The Earth Mother commands a Paleolithic Spirit Man to solve a murder.
Raven, a Spirit Man who doubts the existence of spirits, has never been sure of his worth in the role, but at his advanced age, he’s acquired enough wisdom to put on a good show. His small tribe is part of The People, who are migrating across the far north of Alaska, following the vast herds of animals that provide for most of their needs. When Tall Pine, one of the tribe’s leaders, is found garroted, Raven realizes the killer must be one of their own band. That night, he dreams his skull is in a strange hut, being held in the hands of a strange man; Raven can understand him when he speaks. When another member of the tribe is killed and a third wounded on a hunting trip, the Earth Mother who shares a body with Raven’s wife, Willow, who he thought had drowned many years earlier, tells Raven that he must solve the murders. After Raven runs away with Down, the clever daughter of Stone, the tribal head who dislikes Raven but fears his power, the Mother convinces the members of the tribe, who have been hunting the pair, that they will not be healed unless Raven solves the crimes. Meanwhile, Raven continues to have painfully prophetic dreams revealing the horrors that will be wrought on his land by oil exploration in the centuries to come. It’s hard for a nonbeliever like Raven to be both a detective and a Spirit Man, reconciling the past and trying to change the future to please a goddess he isn’t sure exists.
Hayes, best known for his Mad Dog & Englishman series (English Lessons, 2011, etc.), draws on his expertise in archaeology and anthropology in this stand-alone.
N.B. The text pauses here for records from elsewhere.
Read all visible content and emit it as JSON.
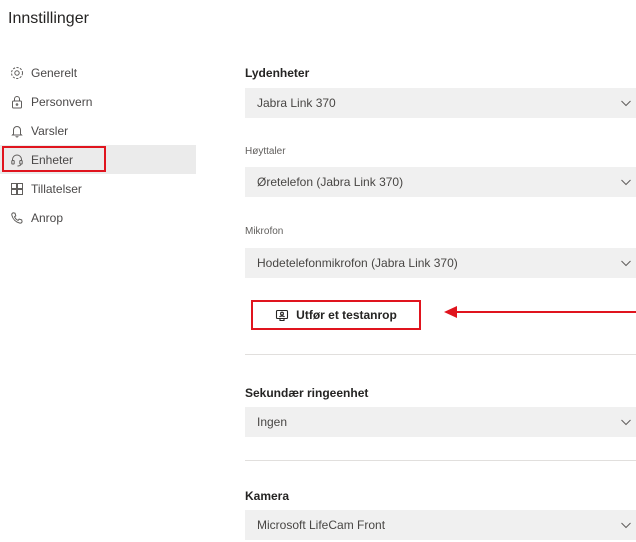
{
  "page": {
    "title": "Innstillinger"
  },
  "nav": {
    "items": [
      {
        "label": "Generelt",
        "icon": "gear-icon"
      },
      {
        "label": "Personvern",
        "icon": "lock-icon"
      },
      {
        "label": "Varsler",
        "icon": "bell-icon"
      },
      {
        "label": "Enheter",
        "icon": "headset-icon",
        "active": true
      },
      {
        "label": "Tillatelser",
        "icon": "apps-icon"
      },
      {
        "label": "Anrop",
        "icon": "phone-icon"
      }
    ]
  },
  "devices": {
    "audio": {
      "title": "Lydenheter",
      "selected": "Jabra Link 370",
      "speaker_label": "Høyttaler",
      "speaker_value": "Øretelefon (Jabra Link 370)",
      "mic_label": "Mikrofon",
      "mic_value": "Hodetelefonmikrofon (Jabra Link 370)"
    },
    "test_call_label": "Utfør et testanrop",
    "secondary_ringer": {
      "title": "Sekundær ringeenhet",
      "value": "Ingen"
    },
    "camera": {
      "title": "Kamera",
      "value": "Microsoft LifeCam Front"
    }
  },
  "colors": {
    "highlight": "#e0141e",
    "select_bg": "#f0f0f0",
    "active_nav_bg": "#ebebeb"
  }
}
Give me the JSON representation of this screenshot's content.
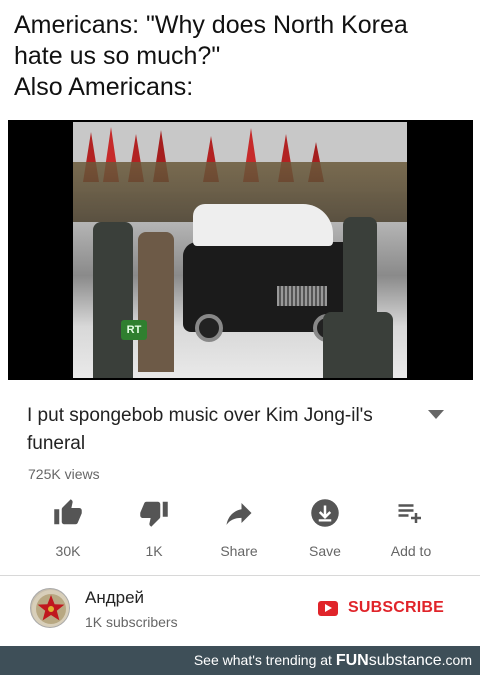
{
  "caption": {
    "line1": "Americans: \"Why does North Korea",
    "line2": "hate us so much?\"",
    "line3": "Also Americans:"
  },
  "video": {
    "watermark": "RT",
    "title": "I put spongebob music over Kim Jong-il's funeral",
    "views": "725K views"
  },
  "actions": [
    {
      "icon": "thumbs-up-icon",
      "label": "30K"
    },
    {
      "icon": "thumbs-down-icon",
      "label": "1K"
    },
    {
      "icon": "share-icon",
      "label": "Share"
    },
    {
      "icon": "save-icon",
      "label": "Save"
    },
    {
      "icon": "add-to-playlist-icon",
      "label": "Add to"
    }
  ],
  "channel": {
    "name": "Андрей",
    "subscribers": "1K subscribers",
    "subscribe_label": "SUBSCRIBE"
  },
  "footer": {
    "text": "See what's trending at ",
    "brand_main": "FUN",
    "brand_sub": "substance",
    "brand_tld": ".com"
  },
  "colors": {
    "subscribe_red": "#e0242a",
    "footer_bg": "#3e4f58"
  }
}
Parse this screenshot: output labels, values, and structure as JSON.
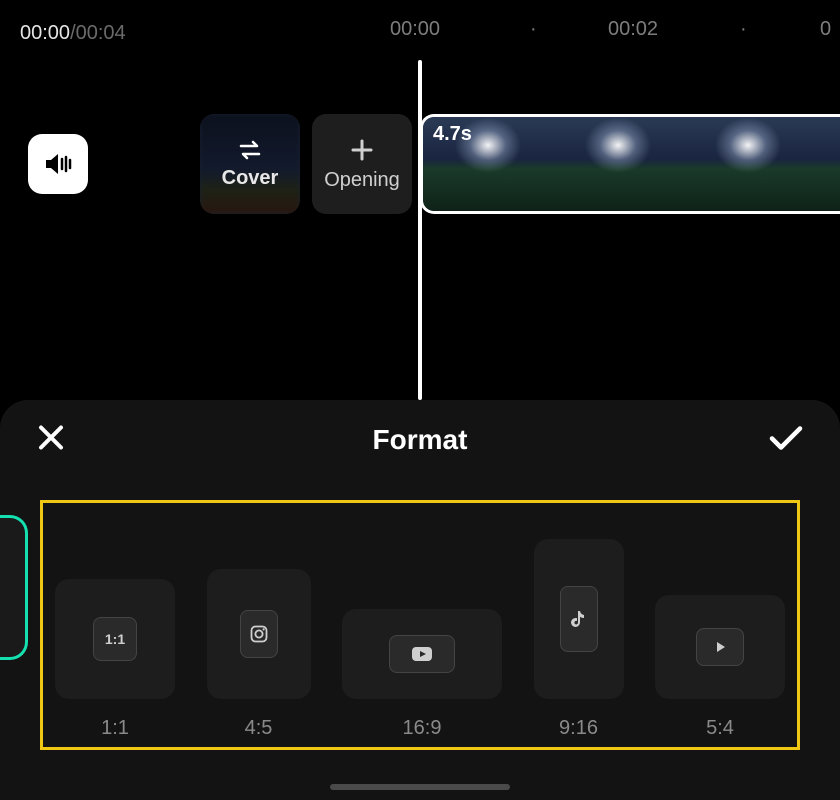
{
  "time": {
    "current": "00:00",
    "total": "00:04"
  },
  "ruler": {
    "t0": "00:00",
    "t2": "00:02",
    "t4_partial": "0"
  },
  "track": {
    "cover_label": "Cover",
    "opening_label": "Opening",
    "clip_duration": "4.7s"
  },
  "format": {
    "title": "Format",
    "options": [
      {
        "label": "1:1",
        "icon": "aspect-1-1"
      },
      {
        "label": "4:5",
        "icon": "instagram"
      },
      {
        "label": "16:9",
        "icon": "youtube"
      },
      {
        "label": "9:16",
        "icon": "tiktok"
      },
      {
        "label": "5:4",
        "icon": "play"
      }
    ]
  }
}
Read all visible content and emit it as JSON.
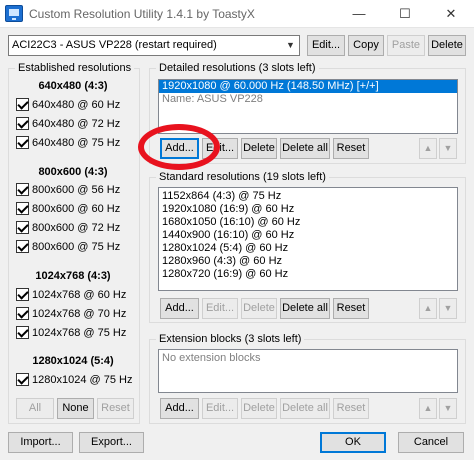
{
  "window": {
    "title": "Custom Resolution Utility 1.4.1 by ToastyX",
    "minimize": "—",
    "maximize": "☐",
    "close": "✕"
  },
  "monitor": {
    "selected": "ACI22C3 - ASUS VP228 (restart required)",
    "edit": "Edit...",
    "copy": "Copy",
    "paste": "Paste",
    "delete": "Delete"
  },
  "established": {
    "title": "Established resolutions",
    "groups": [
      {
        "header": "640x480 (4:3)",
        "items": [
          "640x480 @ 60 Hz",
          "640x480 @ 72 Hz",
          "640x480 @ 75 Hz"
        ]
      },
      {
        "header": "800x600 (4:3)",
        "items": [
          "800x600 @ 56 Hz",
          "800x600 @ 60 Hz",
          "800x600 @ 72 Hz",
          "800x600 @ 75 Hz"
        ]
      },
      {
        "header": "1024x768 (4:3)",
        "items": [
          "1024x768 @ 60 Hz",
          "1024x768 @ 70 Hz",
          "1024x768 @ 75 Hz"
        ]
      },
      {
        "header": "1280x1024 (5:4)",
        "items": [
          "1280x1024 @ 75 Hz"
        ]
      }
    ],
    "all": "All",
    "none": "None",
    "reset": "Reset"
  },
  "detailed": {
    "title": "Detailed resolutions (3 slots left)",
    "items": [
      "1920x1080 @ 60.000 Hz (148.50 MHz) [+/+]",
      "Name: ASUS VP228"
    ],
    "add": "Add...",
    "edit": "Edit...",
    "delete": "Delete",
    "delete_all": "Delete all",
    "reset": "Reset",
    "up": "▲",
    "down": "▼"
  },
  "standard": {
    "title": "Standard resolutions (19 slots left)",
    "items": [
      "1152x864 (4:3) @ 75 Hz",
      "1920x1080 (16:9) @ 60 Hz",
      "1680x1050 (16:10) @ 60 Hz",
      "1440x900 (16:10) @ 60 Hz",
      "1280x1024 (5:4) @ 60 Hz",
      "1280x960 (4:3) @ 60 Hz",
      "1280x720 (16:9) @ 60 Hz"
    ],
    "add": "Add...",
    "edit": "Edit...",
    "delete": "Delete",
    "delete_all": "Delete all",
    "reset": "Reset",
    "up": "▲",
    "down": "▼"
  },
  "extension": {
    "title": "Extension blocks (3 slots left)",
    "items": [
      "No extension blocks"
    ],
    "add": "Add...",
    "edit": "Edit...",
    "delete": "Delete",
    "delete_all": "Delete all",
    "reset": "Reset",
    "up": "▲",
    "down": "▼"
  },
  "footer": {
    "import": "Import...",
    "export": "Export...",
    "ok": "OK",
    "cancel": "Cancel"
  },
  "colors": {
    "selection": "#0078d7",
    "highlight_ring": "#e8121e"
  }
}
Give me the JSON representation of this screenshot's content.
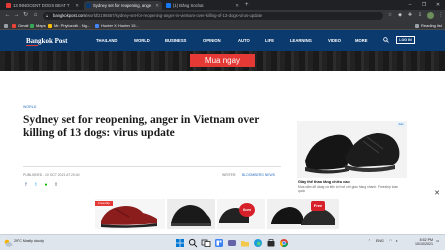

The mystery is slight, but the portrait of tribal life and the lyrical descriptions of an untouched land are worth the read.